Douglas Houghton, the state geologist who mapped much of Michigan, drowned in a storm on Lake Superior, near Eagle River on October 13, 1845.
His association with the Michigan Territory began in 1829, when the city fathers of Detroit took their search for a public lecturer on science to Eaton, who strongly recommended the youthful Houghton. He was enthusiastically received in Detroit and rapidly became one of its best-known citizens, with the young men of his acquaintance soon styling themselves “the Houghton boys.”
Houghton quickly was selected by Henry Rowe Schoolcraft to act as physician-naturalist on expeditions through Lake Superior and the upper Mississippi valley in 1831 and 1832. On these trips Houghton did extensive botanical collecting, investigated the Lake Superior copper deposits of Michigan’s Upper Peninsula, and provided medical services to the Indian tribes they encountered.
In 1833 he married his childhood friend Harriet Stevens, with whom he had two daughters. The establishment of a flourishing medical practice in Detroit earned him the affectionate designation, “the little doctor, our Dr. Houghton,” but by 1836 he had largely set aside the medical profession to concentrate on real estate speculation. His scientific interests remained strong, however, and as Michigan achieved statehood in 1837 he returned again to public life and his love of the natural world.
One of the first acts of the new Michigan state government was to organize a state geological survey, following a pattern already established in other states. Houghton’s appointment as the first state geologist was unanimously hailed, and he occupied that position for the remainder of his life.
In 1839 he was also named the first professor of geology, mineralogy, and chemistry at the University of Michigan in Ann Arbor, but he continued to reside in Detroit. He and his survey assistants spent many weeks in the field each season, mapping and evaluating Michigan’s natural resources, and his personal influence with state legislators kept the project moving in the face of many financial difficulties.
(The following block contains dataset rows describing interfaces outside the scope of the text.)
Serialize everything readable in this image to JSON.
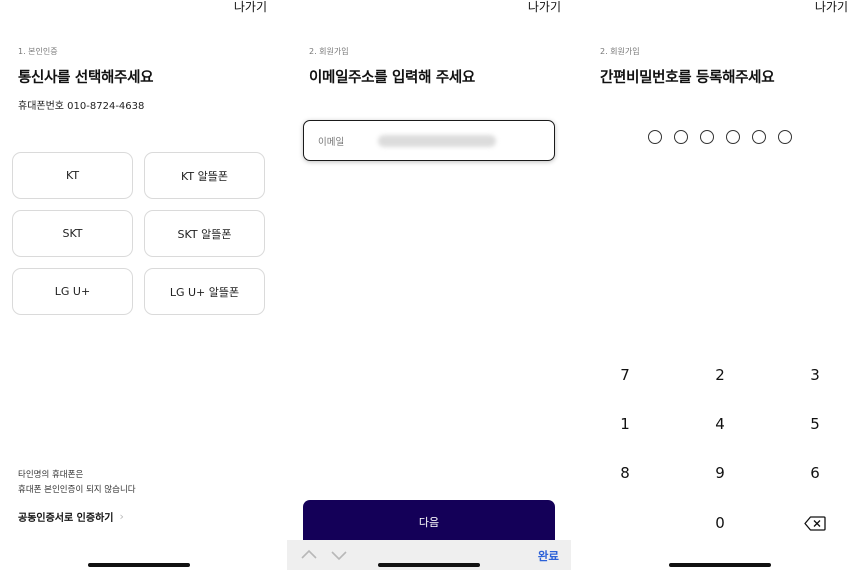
{
  "panel1": {
    "exit": "나가기",
    "step": "1. 본인인증",
    "title": "통신사를 선택해주세요",
    "phone": "휴대폰번호 010-8724-4638",
    "carriers": [
      "KT",
      "KT 알뜰폰",
      "SKT",
      "SKT 알뜰폰",
      "LG U+",
      "LG U+ 알뜰폰"
    ],
    "notice_line1": "타인명의 휴대폰은",
    "notice_line2": "휴대폰 본인인증이 되지 않습니다",
    "cert_link": "공동인증서로 인증하기"
  },
  "panel2": {
    "exit": "나가기",
    "step": "2. 회원가입",
    "title": "이메일주소를 입력해 주세요",
    "email_label": "이메일",
    "next_button": "다음",
    "done": "완료"
  },
  "panel3": {
    "exit": "나가기",
    "step": "2. 회원가입",
    "title": "간편비밀번호를 등록해주세요",
    "pin_length": 6,
    "pin_filled": 0,
    "keypad": [
      "7",
      "2",
      "3",
      "1",
      "4",
      "5",
      "8",
      "9",
      "6",
      "0"
    ]
  },
  "colors": {
    "primary_button": "#140058",
    "done_link": "#2d62d8"
  },
  "icons": {
    "backspace": "backspace-icon",
    "keyboard_prev": "chevron-up-icon",
    "keyboard_next": "chevron-down-icon",
    "link_chevron": "chevron-right-icon"
  }
}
His fourth annual report, based on field work done in 1840, appeared February 1, 1841. It helped trigger the first great mining boom of American history, and earned him the title of “father of copper mining in the United States.”
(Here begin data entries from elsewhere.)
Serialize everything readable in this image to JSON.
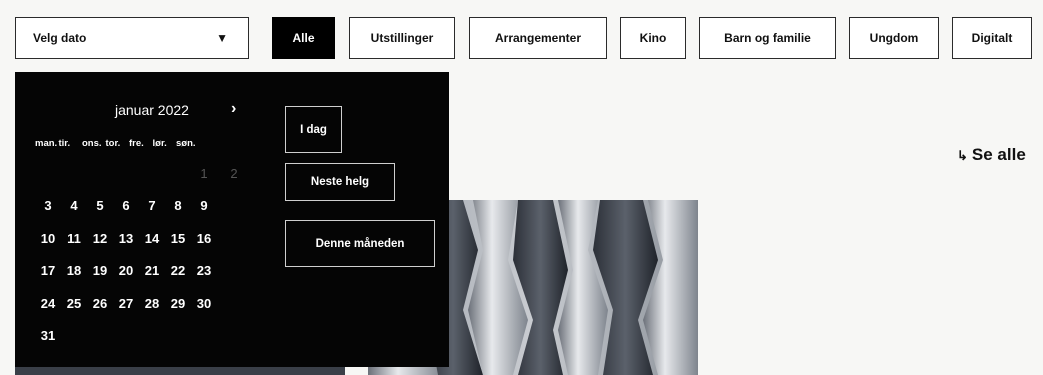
{
  "date_select": {
    "label": "Velg dato",
    "caret": "▼"
  },
  "filters": [
    {
      "label": "Alle",
      "active": true
    },
    {
      "label": "Utstillinger"
    },
    {
      "label": "Arrangementer"
    },
    {
      "label": "Kino"
    },
    {
      "label": "Barn og familie"
    },
    {
      "label": "Ungdom"
    },
    {
      "label": "Digitalt"
    }
  ],
  "see_all": {
    "arrow": "↳",
    "label": "Se alle"
  },
  "calendar": {
    "month": "januar 2022",
    "next_icon": "›",
    "weekdays": [
      "man.",
      "tir.",
      "ons.",
      "tor.",
      "fre.",
      "lør.",
      "søn."
    ],
    "days_muted": [
      "1",
      "2"
    ],
    "weeks": [
      [
        "3",
        "4",
        "5",
        "6",
        "7",
        "8",
        "9"
      ],
      [
        "10",
        "11",
        "12",
        "13",
        "14",
        "15",
        "16"
      ],
      [
        "17",
        "18",
        "19",
        "20",
        "21",
        "22",
        "23"
      ],
      [
        "24",
        "25",
        "26",
        "27",
        "28",
        "29",
        "30"
      ],
      [
        "31"
      ]
    ]
  },
  "quick_ranges": [
    "I dag",
    "Neste helg",
    "Denne måneden"
  ],
  "colors": {
    "popup_bg": "#050505",
    "accent": "#000000",
    "page_bg": "#f7f7f5"
  }
}
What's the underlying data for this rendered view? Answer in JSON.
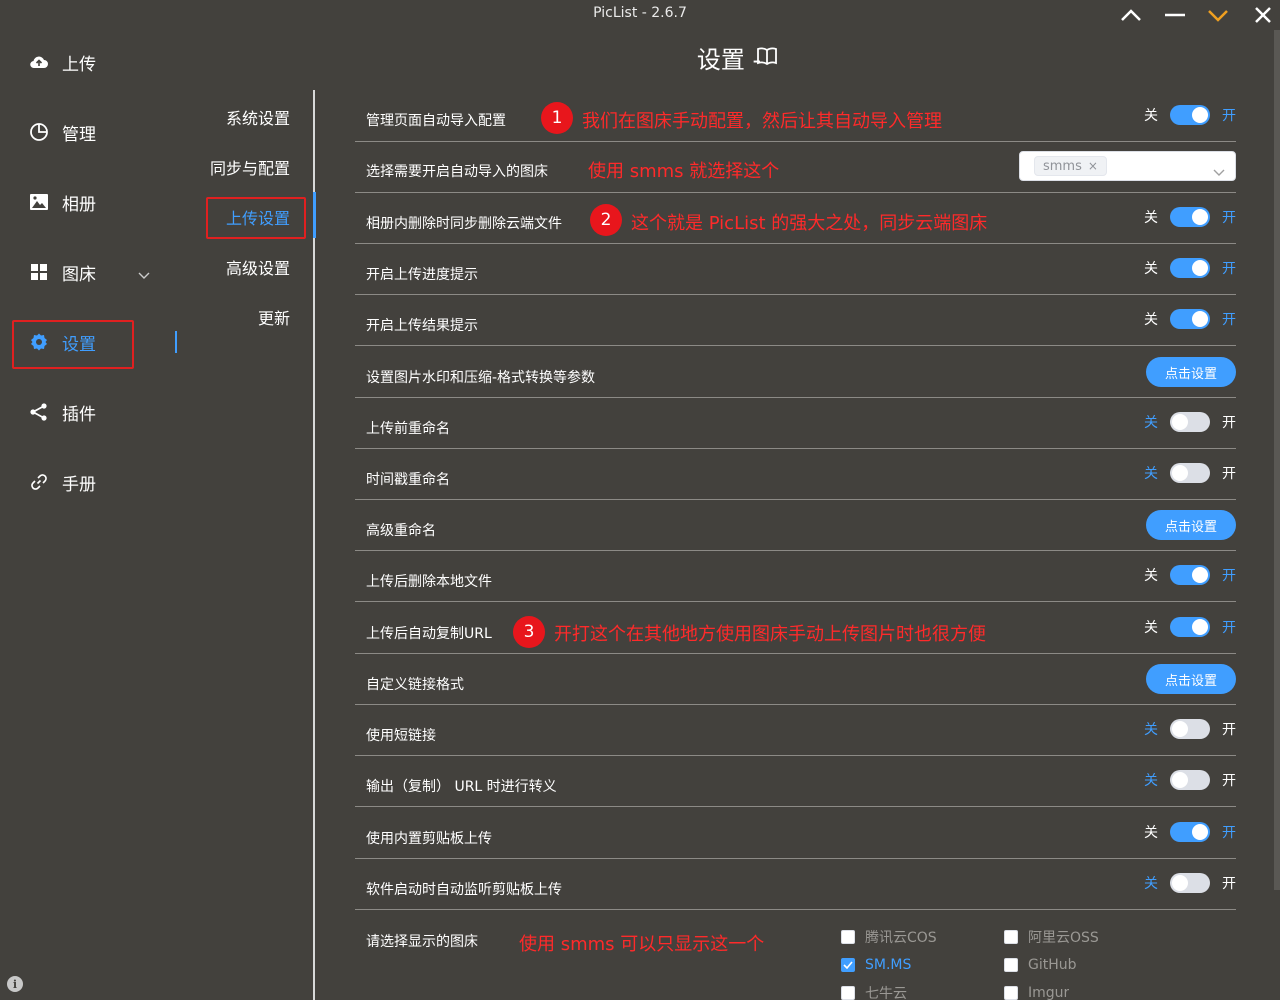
{
  "window": {
    "title": "PicList - 2.6.7"
  },
  "sidebar": {
    "items": [
      {
        "label": "上传",
        "icon": "upload-cloud-icon"
      },
      {
        "label": "管理",
        "icon": "pie-chart-icon"
      },
      {
        "label": "相册",
        "icon": "image-icon"
      },
      {
        "label": "图床",
        "icon": "grid-icon"
      },
      {
        "label": "设置",
        "icon": "gear-icon"
      },
      {
        "label": "插件",
        "icon": "share-icon"
      },
      {
        "label": "手册",
        "icon": "link-icon"
      }
    ]
  },
  "submenu": {
    "items": [
      "系统设置",
      "同步与配置",
      "上传设置",
      "高级设置",
      "更新"
    ]
  },
  "header": {
    "title": "设置 -"
  },
  "switch_labels": {
    "off": "关",
    "on": "开"
  },
  "rows": [
    {
      "label": "管理页面自动导入配置",
      "state": "on"
    },
    {
      "label": "选择需要开启自动导入的图床",
      "select_tag": "smms"
    },
    {
      "label": "相册内删除时同步删除云端文件",
      "state": "on"
    },
    {
      "label": "开启上传进度提示",
      "state": "on"
    },
    {
      "label": "开启上传结果提示",
      "state": "on"
    },
    {
      "label": "设置图片水印和压缩-格式转换等参数",
      "button": "点击设置"
    },
    {
      "label": "上传前重命名",
      "state": "off"
    },
    {
      "label": "时间戳重命名",
      "state": "off"
    },
    {
      "label": "高级重命名",
      "button": "点击设置"
    },
    {
      "label": "上传后删除本地文件",
      "state": "on"
    },
    {
      "label": "上传后自动复制URL",
      "state": "on"
    },
    {
      "label": "自定义链接格式",
      "button": "点击设置"
    },
    {
      "label": "使用短链接",
      "state": "off"
    },
    {
      "label": "输出（复制） URL 时进行转义",
      "state": "off"
    },
    {
      "label": "使用内置剪贴板上传",
      "state": "on"
    },
    {
      "label": "软件启动时自动监听剪贴板上传",
      "state": "off"
    },
    {
      "label": "请选择显示的图床"
    }
  ],
  "annotations": [
    {
      "badge": "1",
      "text": "我们在图床手动配置，然后让其自动导入管理"
    },
    {
      "text": "使用 smms 就选择这个"
    },
    {
      "badge": "2",
      "text": "这个就是 PicList 的强大之处，同步云端图床"
    },
    {
      "badge": "3",
      "text": "开打这个在其他地方使用图床手动上传图片时也很方便"
    },
    {
      "text": "使用 smms 可以只显示这一个"
    }
  ],
  "picbeds": [
    {
      "label": "腾讯云COS",
      "checked": false
    },
    {
      "label": "阿里云OSS",
      "checked": false
    },
    {
      "label": "SM.MS",
      "checked": true
    },
    {
      "label": "GitHub",
      "checked": false
    },
    {
      "label": "七牛云",
      "checked": false
    },
    {
      "label": "Imgur",
      "checked": false
    }
  ],
  "colors": {
    "accent": "#409eff",
    "annotation": "#ff2a2a",
    "background": "#43413d"
  }
}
He was a founding member and treasurer of the Association of American Geologists and Naturalists (the predecessor of the American Association for the Advancement of Science) and served on several of its committees. A lifelong Episcopalian and staunch Democrat, he was elected to a term as mayor of Detroit in 1842, apparently against his wishes, but his competent administration raised the possibility of higher political office, perhaps governor.
The city of Houghton, Houghton County, Houghton Lake, the largest inland lake in the state, and Douglass Houghton Falls, southeast of Calumet are among many Michigan features named in his honor, as is Douglass Houghton Hall, a residence hall at Michigan Technological University. A plaque commemorating Houghton is at the entrance to the Department of Geological Sciences (now Earth and Environmental Sciences) at the University of Michigan. A plaque embedded into a stone monument was erected in the town of Eagle River, just a few miles where his boat went down. He and three other professors are also memorialized by a monument near the University of Michigan’s Graduate Library that features a broken pillar symbolizing lives cut short. In 2006 the University created the Douglass Houghton Scholars Program, designed to encourage students interested in careers in science. There is also a plant named after him: Houghton’s Goldenrod, a variety he discovered in 1839 along the southern shore of the Upper Peninsula of Michigan. A portrait of Houghton hangs in the chamber of the Michigan House of Representatives.
September/October 2014 Michigan History magazine.